SolarWinds’ networking and security products are used by more than 300,000 customers worldwide, including Fortune 500 companies, government agencies, and education institutions.
It also serves the major US telecommunications companies, all five branches of the US Military, and other prominent government organizations such as the Pentagon, State Department, NASA, National Security Agency (NSA), Postal Service, NOAA, Department of Justice, and the Office of the President of the United States.
An Evasive Campaign to Distribute SUNBURST Backdoor
FireEye, which is tracking the ongoing intrusion campaign under the moniker “UNC2452,” said the supply chain attack takes advantage of trojanized SolarWinds Orion business software updates in order to distribute a backdoor called SUNBURST.
“This campaign may have begun as early as Spring 2020 and is currently ongoing,” FireEye said in a Sunday analysis. “Post compromise activity following this supply chain compromise has included lateral movement and data theft.

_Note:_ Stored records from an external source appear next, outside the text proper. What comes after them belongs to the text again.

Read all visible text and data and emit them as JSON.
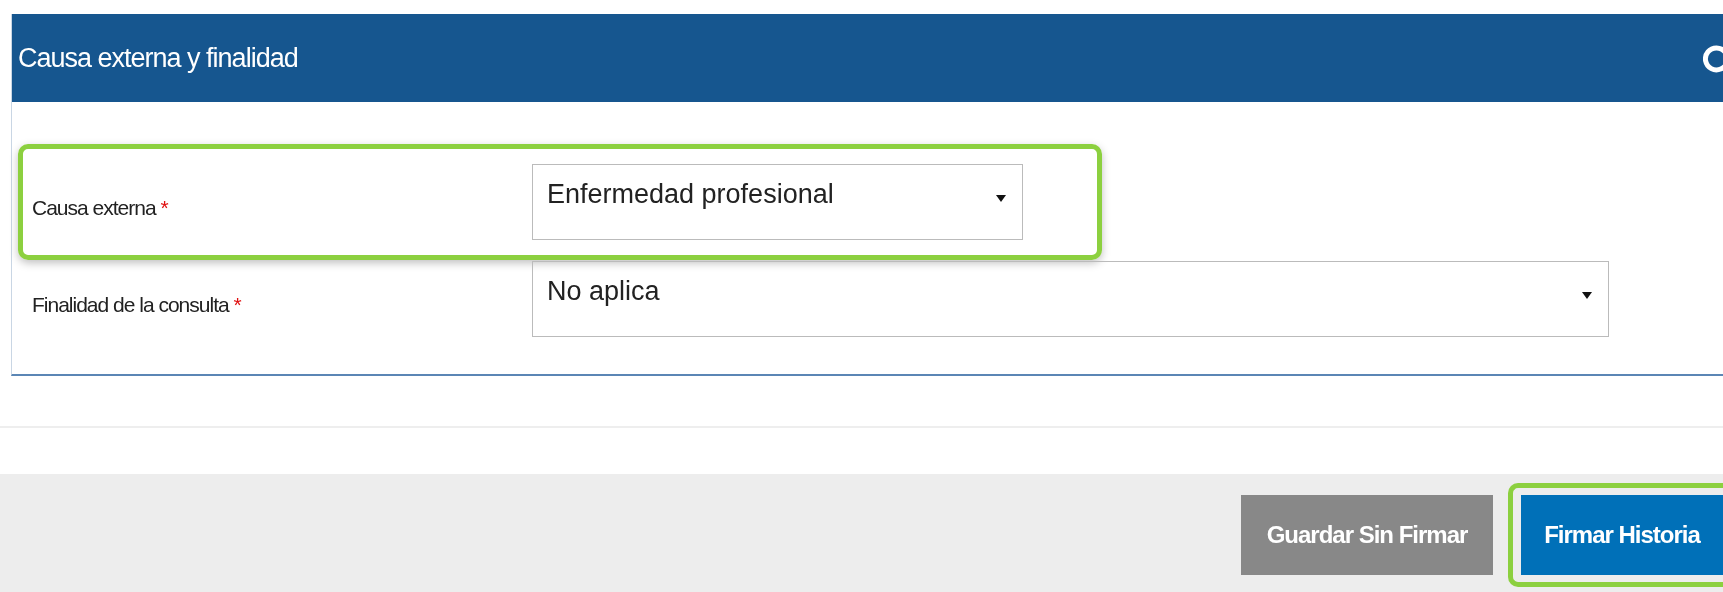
{
  "panel": {
    "title": "Causa externa y finalidad"
  },
  "fields": [
    {
      "label": "Causa externa",
      "required_mark": "*",
      "value": "Enfermedad profesional",
      "highlighted": true,
      "wide": false
    },
    {
      "label": "Finalidad de la consulta",
      "required_mark": "*",
      "value": "No aplica",
      "highlighted": false,
      "wide": true
    }
  ],
  "buttons": [
    {
      "label": "Guardar Sin Firmar",
      "kind": "secondary",
      "highlighted": false
    },
    {
      "label": "Firmar Historia",
      "kind": "primary",
      "highlighted": true
    }
  ]
}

The campaign is the work of a highly skilled actor and the operation was conducted with significant operational security.”
This rogue version of SolarWinds Orion plug-in, besides masquerading its network traffic as the Orion Improvement Program (OIP) protocol, is said to communicate via HTTP to remote servers so as to retrieve and execute malicious commands (“Jobs”) that cover the spyware gamut, including those for transferring files, executing files, profiling and rebooting the target system, and disabling system services.
Orion Improvement Program or OIP is chiefly used to collect performance and usage statistics data from SolarWinds users for product improvement purposes.
What’s more, the IP addresses used for the campaign were obfuscated by VPN servers located in the same country as the victim to evade detection.
Microsoft also corroborated the findings in a separate analysis, stating the attack (which it calls “Solorigate“) leveraged the trust associated with SolarWinds software to insert malicious code as part of a larger campaign.
“A malicious software class was included among many other legitimate classes and then signed with a legitimate certificate,” the Windows maker said. The resulting binary included a backdoor and was then discreetly distributed into targeted organizations.”
SolarWinds Releases Security Advisory
In a security advisory published by SolarWinds, the company said the attack targets versions 2019.4 through 2020.2.1 of the SolarWinds Orion Platform software that was released between March and June 2020, while recommending users to upgrade to Orion Platform release 2020.2.1 HF 1 immediately.
The firm, which is currently investigating the attack in coordination with FireEye and the US Federal Bureau of Investigation, is also expected to release an additional hotfix, 2020.2.1 HF 2, on December 15, which replaces the compromised component and provides several extra security enhancements.
FireEye last week disclosed that it fell victim to a highly sophisticated foreign-government attack that compromised its software tools used to test the defenses of its customers.
Totaling as many as 60 in number, the stolen Red Team tools are a mix of publicly available tools (43%), modified versions of publicly available tools (17%), and those that were developed in-house (40%).
Furthermore, the theft also includes exploit payloads that leverage critical vulnerabilities in Pulse Secure SSL VPN (CVE-2019-11510), Microsoft Active Directory (CVE-2020-1472), Zoho ManageEngine Desktop Central (CVE-2020-10189), and Windows Remote Desktop Services (CVE-2019-0708).
The campaign, ultimately, appears to be a supply chain attack on a global scale, for FireEye said it detected this activity across several entities worldwide, spanning government, consulting, technology, telecom, and extractive firms in North America, Europe, Asia, and the Middle East.
The indicators of compromise (IoCs) and other relevant attack signatures designed to counter SUNBURST can be accessed here.